Young people overestimate themselves ' digital '
Studies by Kennisnet and Mediawijzer.net shows that most young people have difficulty assessing fake news and finding information online.
"Young people see new media as something they are familiar with," said a spokesman for the Week's Media savvy, an information campaign that begins Friday. "They are there might be useful in but do not have the skills to assess and to look up information. They are also less interested in what they hear in school about media savvy now and want to learn rather creative things like editing photos, movies or programming. "
Parents and teachers are, according to the researchers, less convenient in new media and soon take a policing role on young people themselves which they warn of the dangers, such as game and smartphone addiction and sexting. "They underestimate what they can teach young people in the field of media wisdom," said the spokesman.
According to the promoters, there is a large gap between parents and teachers and young people. The week should bring generations closer together, for example by debates and workshops.
On schools is hardly taught in digital skills because it is still not compulsory. According to the investigations is the social environment the most determines what young people learn about digital skills. Less educated young people pose a risk group.

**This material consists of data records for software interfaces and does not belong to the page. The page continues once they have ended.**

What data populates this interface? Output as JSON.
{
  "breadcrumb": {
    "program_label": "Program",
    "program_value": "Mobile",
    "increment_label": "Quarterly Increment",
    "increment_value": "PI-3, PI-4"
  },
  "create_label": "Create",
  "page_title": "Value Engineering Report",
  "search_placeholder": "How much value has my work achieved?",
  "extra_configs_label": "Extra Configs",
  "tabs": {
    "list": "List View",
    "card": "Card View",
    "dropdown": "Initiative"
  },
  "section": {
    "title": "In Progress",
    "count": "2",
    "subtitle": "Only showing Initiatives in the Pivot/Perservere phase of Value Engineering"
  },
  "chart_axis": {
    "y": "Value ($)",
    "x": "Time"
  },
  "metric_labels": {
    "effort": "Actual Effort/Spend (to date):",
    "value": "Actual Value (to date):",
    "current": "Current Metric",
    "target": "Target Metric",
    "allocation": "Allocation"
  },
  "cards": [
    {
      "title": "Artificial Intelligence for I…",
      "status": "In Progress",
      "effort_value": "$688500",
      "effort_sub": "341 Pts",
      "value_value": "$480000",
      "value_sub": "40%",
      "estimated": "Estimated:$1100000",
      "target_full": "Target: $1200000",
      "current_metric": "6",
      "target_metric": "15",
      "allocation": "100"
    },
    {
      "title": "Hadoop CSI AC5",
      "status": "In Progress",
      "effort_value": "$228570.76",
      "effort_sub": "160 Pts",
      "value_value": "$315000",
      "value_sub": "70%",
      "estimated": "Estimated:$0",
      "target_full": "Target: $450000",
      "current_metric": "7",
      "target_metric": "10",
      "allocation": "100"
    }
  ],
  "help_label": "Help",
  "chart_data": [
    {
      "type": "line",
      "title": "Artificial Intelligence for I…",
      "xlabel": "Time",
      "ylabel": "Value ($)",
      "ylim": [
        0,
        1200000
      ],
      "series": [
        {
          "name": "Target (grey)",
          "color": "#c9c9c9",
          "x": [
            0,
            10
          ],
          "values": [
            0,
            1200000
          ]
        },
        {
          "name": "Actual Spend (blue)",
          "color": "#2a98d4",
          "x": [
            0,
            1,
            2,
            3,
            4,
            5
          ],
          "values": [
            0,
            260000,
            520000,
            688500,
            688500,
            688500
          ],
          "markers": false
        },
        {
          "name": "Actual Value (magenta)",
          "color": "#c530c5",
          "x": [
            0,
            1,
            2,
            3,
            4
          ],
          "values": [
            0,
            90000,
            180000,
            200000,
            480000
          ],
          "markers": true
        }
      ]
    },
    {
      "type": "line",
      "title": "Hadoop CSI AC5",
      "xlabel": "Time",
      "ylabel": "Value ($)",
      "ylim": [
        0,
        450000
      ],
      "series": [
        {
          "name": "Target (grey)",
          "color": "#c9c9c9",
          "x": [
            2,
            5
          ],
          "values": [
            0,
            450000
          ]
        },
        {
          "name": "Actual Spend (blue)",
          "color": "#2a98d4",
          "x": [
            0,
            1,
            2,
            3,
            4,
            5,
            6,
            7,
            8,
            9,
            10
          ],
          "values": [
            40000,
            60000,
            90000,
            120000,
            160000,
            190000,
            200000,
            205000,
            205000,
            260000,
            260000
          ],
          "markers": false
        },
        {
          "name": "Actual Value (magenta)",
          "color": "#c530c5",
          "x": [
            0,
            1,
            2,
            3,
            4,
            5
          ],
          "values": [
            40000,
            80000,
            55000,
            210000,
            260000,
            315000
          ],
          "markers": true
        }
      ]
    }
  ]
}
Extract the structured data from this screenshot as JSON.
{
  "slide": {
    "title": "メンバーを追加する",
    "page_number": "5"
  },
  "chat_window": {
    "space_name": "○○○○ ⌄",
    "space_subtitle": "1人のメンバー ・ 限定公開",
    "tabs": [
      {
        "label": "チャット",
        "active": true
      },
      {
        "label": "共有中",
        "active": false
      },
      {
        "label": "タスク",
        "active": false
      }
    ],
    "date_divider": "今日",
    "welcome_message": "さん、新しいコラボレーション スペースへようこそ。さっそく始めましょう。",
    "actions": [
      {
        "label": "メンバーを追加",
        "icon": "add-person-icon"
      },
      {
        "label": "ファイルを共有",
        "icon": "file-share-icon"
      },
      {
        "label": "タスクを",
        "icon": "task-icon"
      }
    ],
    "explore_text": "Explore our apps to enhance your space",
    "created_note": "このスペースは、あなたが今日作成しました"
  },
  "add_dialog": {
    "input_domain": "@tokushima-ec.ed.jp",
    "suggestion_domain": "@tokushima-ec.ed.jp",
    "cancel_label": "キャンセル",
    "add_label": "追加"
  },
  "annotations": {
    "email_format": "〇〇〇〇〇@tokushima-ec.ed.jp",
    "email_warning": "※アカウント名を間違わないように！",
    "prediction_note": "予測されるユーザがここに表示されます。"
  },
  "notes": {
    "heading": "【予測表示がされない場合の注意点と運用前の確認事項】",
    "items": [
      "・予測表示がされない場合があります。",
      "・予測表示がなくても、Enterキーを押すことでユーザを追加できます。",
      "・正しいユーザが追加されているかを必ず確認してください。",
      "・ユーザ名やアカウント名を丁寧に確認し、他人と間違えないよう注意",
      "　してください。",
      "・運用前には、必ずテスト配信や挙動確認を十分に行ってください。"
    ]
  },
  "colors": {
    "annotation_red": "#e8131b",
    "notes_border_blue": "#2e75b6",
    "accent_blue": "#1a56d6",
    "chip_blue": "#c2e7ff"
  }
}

The results are based on self reports, a 1600 test on information literacy under a thousand young people and a survey on media savvy under an equally large group of young people. Mediawijzer.net is an initiative of the Ministry of education, culture and science. The organization wants to enable children and young people ' media wise '. Kennisnet supports and advises schools on ICT.